Journalist Peter Robert Douglas was wheelchair-bound all his life, but managed to achieve an awful lot in his tiny frame.
Born with rare osteogenesis imperfecta (brittle bones disease), the 35-year-old was not expected to live beyond a few days, but proved the prophets wrong.
Mr Douglas lost a short battle with cancer on Christmas Eve, passing away at the Nurse Maude Hospice in Christchurch.
His wicked sense of humour came through in a death notice posted in The Press, the newspaper that employed him for several years as a subeditor: "After 35 years, my wheels have fallen off."
In spite of his rare disability - Oamaru-born Mr Douglas excelled during his education at Waitaki Boys' High School, where he had been a school prefect and gained many awards.
He graduated from Otago University with a Bachelor of Arts (history) degree and gained a Diploma in Journalism from Canterbury University.
His father, Rob Douglas, said Peter was diagnosed with the rare disease following a heel prick blood test after he was found to have five broken bones despite a caesarian birth.
Babies born naturally with the disease often suffer severely crushed bones and died within a fortnight.
Mr Douglas said when surgeons told he and Peter's mother, Sue, that their baby was unlikely to survive beyond a fortnight, he looked at his newborn son and saw a child that was determined to survive.

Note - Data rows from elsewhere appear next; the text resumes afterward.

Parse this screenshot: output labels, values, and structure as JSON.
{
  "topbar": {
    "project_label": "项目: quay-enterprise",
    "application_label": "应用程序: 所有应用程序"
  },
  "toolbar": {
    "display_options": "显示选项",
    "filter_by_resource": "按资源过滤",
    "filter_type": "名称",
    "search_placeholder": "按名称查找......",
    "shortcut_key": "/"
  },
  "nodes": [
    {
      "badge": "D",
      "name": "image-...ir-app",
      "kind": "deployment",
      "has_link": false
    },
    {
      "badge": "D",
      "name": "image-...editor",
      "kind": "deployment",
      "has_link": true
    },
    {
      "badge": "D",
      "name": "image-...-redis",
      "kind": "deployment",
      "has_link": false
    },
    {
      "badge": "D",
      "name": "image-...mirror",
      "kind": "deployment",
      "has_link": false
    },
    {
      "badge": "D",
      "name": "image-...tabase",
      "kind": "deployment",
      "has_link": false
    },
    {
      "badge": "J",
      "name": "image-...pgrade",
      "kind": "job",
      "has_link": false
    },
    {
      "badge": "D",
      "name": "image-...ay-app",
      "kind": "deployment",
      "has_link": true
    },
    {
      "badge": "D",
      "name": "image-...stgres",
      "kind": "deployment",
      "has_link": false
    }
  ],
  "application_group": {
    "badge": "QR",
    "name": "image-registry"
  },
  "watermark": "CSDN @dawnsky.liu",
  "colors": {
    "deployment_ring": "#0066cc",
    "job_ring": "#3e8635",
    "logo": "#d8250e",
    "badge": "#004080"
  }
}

That determination to "be somebody" became evident throughout his tragically short life. "He was a very determined young man," Mr Douglas said. "He was not about to let his disability get in the way of living."
He said Peter once told him: "I'm going to be somebody."
Mr Douglas said his son never grew more than 1 metre tall but managed to achieve many goals despite being confined to his wheelchair.
"He went to a Scout camp once and learnt to abseil with all the others."
Mr Douglas said Peter believed there were two types of people in the world - "Those who only see what I can do and those who only see what I can not. Neither will understand each other."
He said Peter was having difficulty breathing and was was diagnosed with a chest tumour about three months before his death and was cared for at the Nurse Maude Hospice in Christchurch until his death.
Little St Luke's Anglican Church in Oamaru was packed with colourfully dressed mourners for a thanksgiving service last Saturday after Mr Douglas left strict instructions that he should be cremated straight away and a service held later.
He'd also made known his wish that there should be no flowers and people attending his thanksgiving service were to wear "colourful informal dress".
Dozens of his many worldwide friends left bereavement messages on his Facebook page.
Longtime friend Rev Bernard Wilkinson paid tribute to Mr Douglas's "remarkable life" in a eulogy at the service.
"Medical support, especially from his orthopaedic surgeon, Colin Fitzpatrick, enabled him to enter fully into life around him, achieving a remarkable degree of educational success," Rev Wilkinson said.
"Without a doubt, the computer was his salvation, and he was a dab hand with them and always willing to share information."
Osteogenesis imperfecta is an incurable genetic disorder characterised by fragile bones that break easily and is also known as brittle bone disease.
A person is born with the disorder and is affected throughout their lifetime.
Osteogenesis imperfecta affects an estimated four to five people per 100,000 births worldwide.
Some people have a more severe form of the condition. Their bones break easily and they may break hundreds of bones during their lives.
People with the disorder often have muscle weakness, hearing loss, fatigue, joint laxity, curved bones and short stature.